Dataset excerpts
⁂
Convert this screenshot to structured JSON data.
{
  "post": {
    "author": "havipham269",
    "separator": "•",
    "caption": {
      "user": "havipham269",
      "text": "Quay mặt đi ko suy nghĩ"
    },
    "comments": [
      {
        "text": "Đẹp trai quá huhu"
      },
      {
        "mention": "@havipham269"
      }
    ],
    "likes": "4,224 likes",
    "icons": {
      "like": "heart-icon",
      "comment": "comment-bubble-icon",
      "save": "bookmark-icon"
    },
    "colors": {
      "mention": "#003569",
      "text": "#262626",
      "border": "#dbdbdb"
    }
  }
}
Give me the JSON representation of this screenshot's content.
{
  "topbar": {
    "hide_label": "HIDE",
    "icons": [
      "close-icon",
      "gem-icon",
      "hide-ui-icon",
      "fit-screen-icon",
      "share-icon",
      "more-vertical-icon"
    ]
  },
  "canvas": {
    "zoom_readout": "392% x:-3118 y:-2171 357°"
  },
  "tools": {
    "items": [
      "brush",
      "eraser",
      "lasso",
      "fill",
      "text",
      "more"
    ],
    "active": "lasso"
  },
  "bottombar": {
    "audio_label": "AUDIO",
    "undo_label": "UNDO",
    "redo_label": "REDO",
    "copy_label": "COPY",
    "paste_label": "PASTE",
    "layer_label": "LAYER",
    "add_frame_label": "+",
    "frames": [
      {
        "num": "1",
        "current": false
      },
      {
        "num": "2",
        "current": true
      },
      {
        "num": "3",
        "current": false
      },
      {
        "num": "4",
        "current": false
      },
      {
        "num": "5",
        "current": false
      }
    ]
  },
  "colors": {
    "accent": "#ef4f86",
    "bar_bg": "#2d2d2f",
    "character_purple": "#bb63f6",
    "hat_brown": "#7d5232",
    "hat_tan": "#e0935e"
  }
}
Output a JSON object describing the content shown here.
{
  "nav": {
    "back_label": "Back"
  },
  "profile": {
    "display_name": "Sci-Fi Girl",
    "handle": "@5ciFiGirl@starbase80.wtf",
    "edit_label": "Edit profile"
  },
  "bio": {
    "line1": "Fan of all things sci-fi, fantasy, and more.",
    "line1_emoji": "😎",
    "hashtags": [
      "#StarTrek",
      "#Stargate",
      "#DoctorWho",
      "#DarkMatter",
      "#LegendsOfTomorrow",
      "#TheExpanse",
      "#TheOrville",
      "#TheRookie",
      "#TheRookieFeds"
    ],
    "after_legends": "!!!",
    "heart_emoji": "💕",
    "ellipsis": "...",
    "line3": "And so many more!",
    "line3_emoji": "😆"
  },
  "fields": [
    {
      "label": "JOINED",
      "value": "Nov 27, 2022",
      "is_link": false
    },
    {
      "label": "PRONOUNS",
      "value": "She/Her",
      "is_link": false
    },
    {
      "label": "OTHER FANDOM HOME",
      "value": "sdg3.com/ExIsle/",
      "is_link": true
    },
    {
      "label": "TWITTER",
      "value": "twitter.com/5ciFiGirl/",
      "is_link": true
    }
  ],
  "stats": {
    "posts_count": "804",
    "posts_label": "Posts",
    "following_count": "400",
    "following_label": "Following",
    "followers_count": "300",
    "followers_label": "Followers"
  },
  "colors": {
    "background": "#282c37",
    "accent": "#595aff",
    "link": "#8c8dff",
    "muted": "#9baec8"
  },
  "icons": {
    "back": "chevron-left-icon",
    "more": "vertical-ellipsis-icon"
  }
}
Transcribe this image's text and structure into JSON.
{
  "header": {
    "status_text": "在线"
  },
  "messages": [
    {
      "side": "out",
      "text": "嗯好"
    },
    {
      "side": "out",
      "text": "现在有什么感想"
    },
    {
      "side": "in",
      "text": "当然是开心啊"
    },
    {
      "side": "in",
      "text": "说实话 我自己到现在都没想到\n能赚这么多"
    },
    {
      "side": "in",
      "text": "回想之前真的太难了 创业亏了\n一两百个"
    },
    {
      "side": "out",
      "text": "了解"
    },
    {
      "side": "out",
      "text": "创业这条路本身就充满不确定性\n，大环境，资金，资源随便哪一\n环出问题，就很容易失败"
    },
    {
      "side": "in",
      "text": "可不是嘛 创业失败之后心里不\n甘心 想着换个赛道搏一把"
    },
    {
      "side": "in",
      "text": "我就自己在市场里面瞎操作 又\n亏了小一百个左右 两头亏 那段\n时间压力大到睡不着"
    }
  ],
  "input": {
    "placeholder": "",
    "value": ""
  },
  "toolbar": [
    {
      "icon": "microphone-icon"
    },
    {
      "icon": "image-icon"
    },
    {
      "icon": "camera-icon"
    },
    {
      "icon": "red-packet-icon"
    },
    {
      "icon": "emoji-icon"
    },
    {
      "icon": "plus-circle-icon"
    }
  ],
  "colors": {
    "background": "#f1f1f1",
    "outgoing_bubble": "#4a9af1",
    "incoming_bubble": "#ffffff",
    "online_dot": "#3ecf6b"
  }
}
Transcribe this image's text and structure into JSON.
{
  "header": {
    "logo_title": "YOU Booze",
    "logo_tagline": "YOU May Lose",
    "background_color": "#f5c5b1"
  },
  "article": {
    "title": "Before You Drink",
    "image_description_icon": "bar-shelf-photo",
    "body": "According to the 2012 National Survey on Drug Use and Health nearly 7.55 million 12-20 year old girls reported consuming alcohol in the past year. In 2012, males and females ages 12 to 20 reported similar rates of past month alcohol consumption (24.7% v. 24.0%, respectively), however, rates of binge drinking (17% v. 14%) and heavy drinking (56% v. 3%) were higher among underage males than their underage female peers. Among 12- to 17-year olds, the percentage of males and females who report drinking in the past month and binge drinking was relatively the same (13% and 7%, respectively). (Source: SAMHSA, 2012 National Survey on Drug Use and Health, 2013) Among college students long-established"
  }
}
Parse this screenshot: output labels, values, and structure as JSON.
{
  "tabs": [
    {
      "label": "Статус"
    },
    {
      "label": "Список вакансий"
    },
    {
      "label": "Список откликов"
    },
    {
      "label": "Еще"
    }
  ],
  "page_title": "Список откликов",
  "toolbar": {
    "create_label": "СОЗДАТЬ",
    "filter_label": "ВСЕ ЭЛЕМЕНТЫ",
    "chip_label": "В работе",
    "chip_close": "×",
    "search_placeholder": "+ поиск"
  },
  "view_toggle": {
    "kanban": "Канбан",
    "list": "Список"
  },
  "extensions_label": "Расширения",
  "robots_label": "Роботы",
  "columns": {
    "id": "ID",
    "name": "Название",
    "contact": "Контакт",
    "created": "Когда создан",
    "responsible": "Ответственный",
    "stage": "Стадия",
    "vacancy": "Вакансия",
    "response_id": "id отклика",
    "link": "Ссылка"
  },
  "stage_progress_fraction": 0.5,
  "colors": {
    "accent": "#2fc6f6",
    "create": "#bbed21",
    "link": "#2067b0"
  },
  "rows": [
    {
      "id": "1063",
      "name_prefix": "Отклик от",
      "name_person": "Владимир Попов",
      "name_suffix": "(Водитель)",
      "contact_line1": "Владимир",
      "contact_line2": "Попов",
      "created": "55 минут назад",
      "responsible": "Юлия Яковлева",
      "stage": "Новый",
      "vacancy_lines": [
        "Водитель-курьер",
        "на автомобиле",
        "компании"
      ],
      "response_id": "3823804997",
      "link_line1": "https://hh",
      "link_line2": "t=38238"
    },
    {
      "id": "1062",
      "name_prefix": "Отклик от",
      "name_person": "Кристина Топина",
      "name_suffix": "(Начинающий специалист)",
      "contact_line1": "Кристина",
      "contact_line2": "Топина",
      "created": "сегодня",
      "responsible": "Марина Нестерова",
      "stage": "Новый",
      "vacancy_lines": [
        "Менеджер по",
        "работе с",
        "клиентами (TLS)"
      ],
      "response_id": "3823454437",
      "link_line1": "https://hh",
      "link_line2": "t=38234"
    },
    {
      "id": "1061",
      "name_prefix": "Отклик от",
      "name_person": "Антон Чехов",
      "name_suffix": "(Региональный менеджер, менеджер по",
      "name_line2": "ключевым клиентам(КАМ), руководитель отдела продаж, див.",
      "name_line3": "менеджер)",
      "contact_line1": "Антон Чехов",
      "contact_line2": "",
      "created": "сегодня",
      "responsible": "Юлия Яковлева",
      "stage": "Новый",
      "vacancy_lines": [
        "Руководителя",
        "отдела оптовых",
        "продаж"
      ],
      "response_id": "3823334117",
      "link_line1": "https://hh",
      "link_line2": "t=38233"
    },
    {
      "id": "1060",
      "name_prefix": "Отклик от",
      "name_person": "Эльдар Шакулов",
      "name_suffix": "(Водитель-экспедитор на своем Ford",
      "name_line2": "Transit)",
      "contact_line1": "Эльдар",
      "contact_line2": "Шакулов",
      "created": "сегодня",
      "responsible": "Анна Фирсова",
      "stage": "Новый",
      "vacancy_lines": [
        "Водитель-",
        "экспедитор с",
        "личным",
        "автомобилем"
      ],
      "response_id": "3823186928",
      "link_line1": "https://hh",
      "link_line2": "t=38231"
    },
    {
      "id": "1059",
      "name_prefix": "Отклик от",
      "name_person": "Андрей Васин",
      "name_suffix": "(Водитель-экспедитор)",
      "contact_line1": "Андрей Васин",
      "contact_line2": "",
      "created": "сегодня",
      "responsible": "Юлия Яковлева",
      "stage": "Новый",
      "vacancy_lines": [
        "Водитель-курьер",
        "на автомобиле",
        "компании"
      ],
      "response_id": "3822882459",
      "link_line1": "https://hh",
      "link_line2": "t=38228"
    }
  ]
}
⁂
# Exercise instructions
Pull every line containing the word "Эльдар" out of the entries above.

# Answer box
      "name_person": "Эльдар Шакулов",
      "contact_line1": "Эльдар",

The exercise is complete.